Understanding and Overcoming the Barriers for Cost-effective Conservation
Kent Messer () and
Ecological Economics, 2017, vol. 138, issue C, 139-144
Despite extensive research demonstrating the benefits of applying cost-effective conservation techniques, such as optimization, a large gap remains between the evidence from research and the actions of professions as they design and implement conservation programs. This study examines this gap through an international survey of conservation professionals who are familiar with cost-effective conservation techniques. The primary results of this study, replicate previous results from a smaller sample of agricultural preservation professionals, and show that the vast majority of survey respondents viewed cost-effectiveness as a virtue, but ultimately do not consider it as important as other program design criteria. These results reinforce the idea that advocates of cost-effective conservation need to address concerns about fairness and transparency and remedy gaps in the knowledge and expertise of professionals involved.
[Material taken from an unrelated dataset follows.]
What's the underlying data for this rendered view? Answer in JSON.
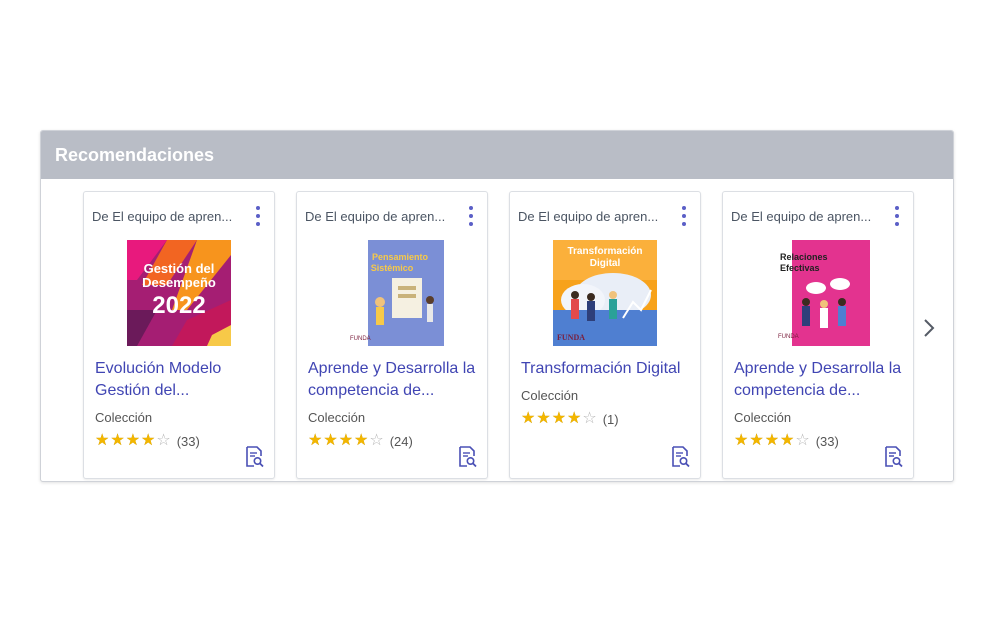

Finally, the lack of incentive to conservation professionals to change their practices is a challenge that calls for public pressure and encouragement for experimentation and evidence-based policy to improve the cost effectiveness of conservation.
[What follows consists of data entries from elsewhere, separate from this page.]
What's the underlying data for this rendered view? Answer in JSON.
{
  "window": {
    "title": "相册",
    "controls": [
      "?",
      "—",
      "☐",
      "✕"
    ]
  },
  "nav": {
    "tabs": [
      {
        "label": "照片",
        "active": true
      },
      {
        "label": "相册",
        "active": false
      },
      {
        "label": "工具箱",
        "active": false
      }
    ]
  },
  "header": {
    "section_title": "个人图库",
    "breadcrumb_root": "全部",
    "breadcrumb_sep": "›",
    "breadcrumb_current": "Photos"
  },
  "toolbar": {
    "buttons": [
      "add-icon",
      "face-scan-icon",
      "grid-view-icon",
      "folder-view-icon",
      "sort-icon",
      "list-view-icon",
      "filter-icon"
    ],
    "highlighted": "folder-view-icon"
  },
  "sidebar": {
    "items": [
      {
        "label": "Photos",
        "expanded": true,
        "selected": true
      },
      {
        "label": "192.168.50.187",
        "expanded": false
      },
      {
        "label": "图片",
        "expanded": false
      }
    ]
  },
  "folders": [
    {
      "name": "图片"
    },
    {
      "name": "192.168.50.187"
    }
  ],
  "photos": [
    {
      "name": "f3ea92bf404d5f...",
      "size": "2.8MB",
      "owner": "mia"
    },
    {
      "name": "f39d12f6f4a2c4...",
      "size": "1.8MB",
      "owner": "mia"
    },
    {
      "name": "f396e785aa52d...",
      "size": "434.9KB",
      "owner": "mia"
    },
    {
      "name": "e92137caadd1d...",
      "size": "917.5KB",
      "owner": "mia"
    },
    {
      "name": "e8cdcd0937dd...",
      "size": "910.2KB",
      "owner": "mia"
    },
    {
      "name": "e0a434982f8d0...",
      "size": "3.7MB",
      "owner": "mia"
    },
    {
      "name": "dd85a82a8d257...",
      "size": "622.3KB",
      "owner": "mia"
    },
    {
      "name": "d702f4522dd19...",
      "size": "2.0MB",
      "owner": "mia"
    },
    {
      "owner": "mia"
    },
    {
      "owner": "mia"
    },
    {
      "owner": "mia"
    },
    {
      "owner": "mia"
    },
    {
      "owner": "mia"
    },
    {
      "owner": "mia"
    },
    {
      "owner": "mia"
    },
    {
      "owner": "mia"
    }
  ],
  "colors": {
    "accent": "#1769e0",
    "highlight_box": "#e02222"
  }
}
Keywords: Cost-effective conservation; Replication; Conservation professionals; Conservation planning; Optimization (search for similar items in EconPapers)
References: View references in EconPapers View complete reference list from CitEc
Citations: View citations in EconPapers (1) Track citations by RSS feed
Downloads: (external link)
Full text for ScienceDirect subscribers only
This item may be available elsewhere in EconPapers: Search for items with the same title.
Export reference: BibTeX
RIS (EndNote, ProCite, RefMan)
Persistent link: https://EconPapers.repec.org/RePEc:eee:ecolec:v:138:y:2017:i:c:p:139-144
Access Statistics for this article
Ecological Economics is currently edited by C. J. Cleveland
More articles in Ecological Economics from Elsevier
Bibliographic data for series maintained by Dana Niculescu ().